Cats within this stage are known to have a tendency to suffer such health problems as cancer, thyroid disease, obesity, high blood pressure and diabetes. The only way to care for a mature cat is to constantly take her for check-ups and get her exercising a lot. Her health depends on it. A mature cat should also be closely watched for even the slightest sign of an illness.
- The Senior and Geriatric Cat (11 years and Over)
How long do cats live? Each kitty is different and different cat breeds can vary too. That being said, they can live to be up to 10 years old and even 20 years old in some cases.
The final stages in the life cycle of a cat are the senior cat stage and geriatric cat stage. Cats in the senior stage fall within the age range of 11 - 14 years; on the other hand, cats in the geriatric stage are 15 years of age and above. Now the geriatric phase is the most advanced stage a feline can ever attain during its lifetime.
It may shock you to learn a senior cat is equivalent in age to a human within the age of 60 - 72 years; and a geriatric cat is equivalent in age to a human who's within the age bracket of 76 - 116.
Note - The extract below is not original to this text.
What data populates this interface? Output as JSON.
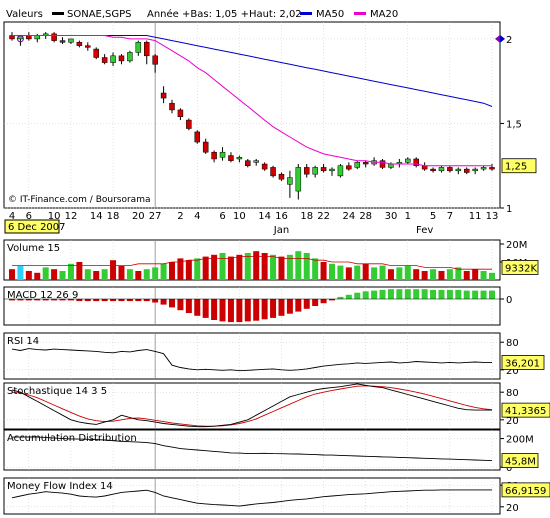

Senior and Geriatric cats are more prone to show signs of old age. One can easily notice the hairs on their fur going white.
Senior cats and Geriatric cats are known to be super lazy. They may spend the entirety of their day sleeping and have difficulty performing even the simplest cat task. If your cat within this age range stops using her litter box, that shouldn't get you mad at her. You should understand that at this point in her life, she is becoming weak as her joints and muscles begin to terribly wear out.
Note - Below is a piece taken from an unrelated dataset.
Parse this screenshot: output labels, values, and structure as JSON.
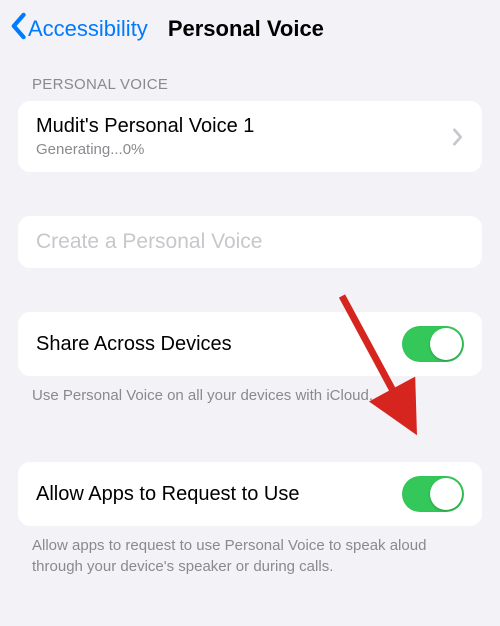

A senior cat food formula should do just fine for cats in this stage, but it is important to first consult your vet and make enquiries regarding what diet is best for your heavily advanced cat.
Senior and Geriatric cats should be shown utmost care by their owners. Rather than scold her for not using the litter box, make sure the litter box is as close to her as can be and within easy reach. Care for these set of cats by regularly taking them for health check-ups and keeping them under close watch.
Cats at these life stages may even forget to have a meal or drink water, you should be there to ensure they eat when they should to avoid starvation, and that they drink when they should to avoid dehydration. Also endeavor to provide your senior or geriatric cat with a warm place to nestle in, her body needs to be kept warm more than ever.
What Age Does Is A Mature Cat?
The mature cat (7-10 years old) is considered mature for an adult. This age can be compared to a human in their forties. A cat who is entering into sexual maturity and leaving kitten hood is as young as 1 year old. A cat will start to calm down as it reaches 2 years old, and be much more mellow, settling down even more as it approaches 7 years old.
The opportunity to see your kitty grow from kittenhood to the senior or geriatric stage is indeed a blessing. So be grateful for that and show extra care for your cat even when it seems she’s reached the end of her life cycle.
Kritter Kommunity Contributor